High School, College, Career. Simple, Right? Not Any More.

Education executive Jeff Livingston  makes the case that our old higher-educational model is obsolete for our current reality.

It used to be so simple: Graduate high school, get into a decent university, graduate, and start cashing your paycheck. For more and more people though, that’s just a story about how things used to be. McGraw-Hill Education Executive Jeff Livingston says that — ironically — the only people who think it’s still true are those who’ve gone into Education. Unfortunately, they’re the ones setting education policy in the U.S.

If your family can even afford to send you off to college, it’s more like, high school, college, unemployment, and debt. For lots of people, college is just not in the cards at all. So where is someone supposed to pick up the necessary skills for a career, if not school?

Traditional views of education worked for a while, but no more — Livingston makes the case that it’s time for a new way of thinking about this. Isn’t education about being smart?

LinkedIn meets Tinder in this mindful networking app

Swipe right to make the connections that could change your career.

Getty Images
Swipe right. Match. Meet over coffee or set up a call.

No, we aren't talking about Tinder. Introducing Shapr, a free app that helps people with synergistic professional goals and skill sets easily meet and collaborate.

Keep reading Show less

Should you invest in China's stock market? Know this one thing first.

Despite incredible economic growth, it is not necessarily an investor's paradise.

  • China's stock market is just 27 years old. It's economy has grown 30x over that time.
  • Imagine if you had invested early and gotten in on the ground floor.
  • Actually, you would have lost money. Here's how that's possible.
Keep reading Show less

People who constantly complain are harmful to your health

Moans, groans, and gripes release stress hormones in the brain.

Photo credit: Getty Images / Stringer

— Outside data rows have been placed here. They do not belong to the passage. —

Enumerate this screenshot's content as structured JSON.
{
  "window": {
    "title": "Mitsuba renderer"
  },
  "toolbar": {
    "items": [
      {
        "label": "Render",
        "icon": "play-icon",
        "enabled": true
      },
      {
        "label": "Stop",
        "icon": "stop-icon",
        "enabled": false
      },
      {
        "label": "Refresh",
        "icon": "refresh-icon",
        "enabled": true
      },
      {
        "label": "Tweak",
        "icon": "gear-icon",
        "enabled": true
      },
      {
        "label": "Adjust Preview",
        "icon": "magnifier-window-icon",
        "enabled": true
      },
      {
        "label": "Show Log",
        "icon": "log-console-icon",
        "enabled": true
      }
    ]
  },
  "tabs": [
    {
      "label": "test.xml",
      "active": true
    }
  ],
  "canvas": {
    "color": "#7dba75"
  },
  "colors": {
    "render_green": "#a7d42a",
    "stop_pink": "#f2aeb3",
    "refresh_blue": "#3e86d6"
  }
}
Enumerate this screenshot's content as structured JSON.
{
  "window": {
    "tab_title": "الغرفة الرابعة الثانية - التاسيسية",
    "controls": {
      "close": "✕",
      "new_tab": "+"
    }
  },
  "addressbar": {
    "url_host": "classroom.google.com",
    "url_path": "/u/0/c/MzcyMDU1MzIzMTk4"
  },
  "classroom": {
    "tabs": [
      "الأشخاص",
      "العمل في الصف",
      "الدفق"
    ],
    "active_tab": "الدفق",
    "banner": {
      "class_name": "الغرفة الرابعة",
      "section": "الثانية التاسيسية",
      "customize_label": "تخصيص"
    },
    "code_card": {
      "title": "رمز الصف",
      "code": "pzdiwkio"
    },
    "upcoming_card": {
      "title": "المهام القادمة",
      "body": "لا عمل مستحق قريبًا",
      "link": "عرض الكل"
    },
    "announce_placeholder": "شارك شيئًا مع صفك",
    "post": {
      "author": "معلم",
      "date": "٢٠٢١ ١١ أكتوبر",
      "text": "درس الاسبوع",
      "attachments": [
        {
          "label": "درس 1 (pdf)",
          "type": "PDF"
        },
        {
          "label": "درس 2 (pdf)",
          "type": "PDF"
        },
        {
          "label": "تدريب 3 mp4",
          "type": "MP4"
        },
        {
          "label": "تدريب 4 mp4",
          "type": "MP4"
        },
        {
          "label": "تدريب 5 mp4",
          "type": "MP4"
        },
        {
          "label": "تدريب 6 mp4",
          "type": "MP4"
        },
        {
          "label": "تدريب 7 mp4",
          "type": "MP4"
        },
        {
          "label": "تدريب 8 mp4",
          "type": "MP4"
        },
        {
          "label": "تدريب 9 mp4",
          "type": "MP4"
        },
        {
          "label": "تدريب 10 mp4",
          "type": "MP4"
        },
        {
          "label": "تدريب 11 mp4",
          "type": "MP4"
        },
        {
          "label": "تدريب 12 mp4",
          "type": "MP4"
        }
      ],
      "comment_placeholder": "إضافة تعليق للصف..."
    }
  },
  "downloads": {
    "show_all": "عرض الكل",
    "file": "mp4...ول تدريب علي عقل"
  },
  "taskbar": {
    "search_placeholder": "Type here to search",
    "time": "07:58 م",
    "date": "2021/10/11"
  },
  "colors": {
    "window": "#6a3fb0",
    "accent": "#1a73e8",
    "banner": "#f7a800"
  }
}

Could you give up complaining for a whole month? That's the crux of this interesting piece by Jessica Hullinger over at Fast Company. Hullinger explores the reasons why humans are so predisposed to griping and why, despite these predispositions, we should all try to complain less. As for no complaining for a month, that was the goal for people enrolled in the Complaint Restraint project.

Participants sought to go the entirety of February without so much as a moan, groan, or bellyache.

Keep reading Show less
  • Facebook and Google began as companies with supposedly noble purposes.
  • Creating a more connected world and indexing the world's information: what could be better than that?
  • But pressure to return value to shareholders came at the expense of their own users.
Keep reading Show less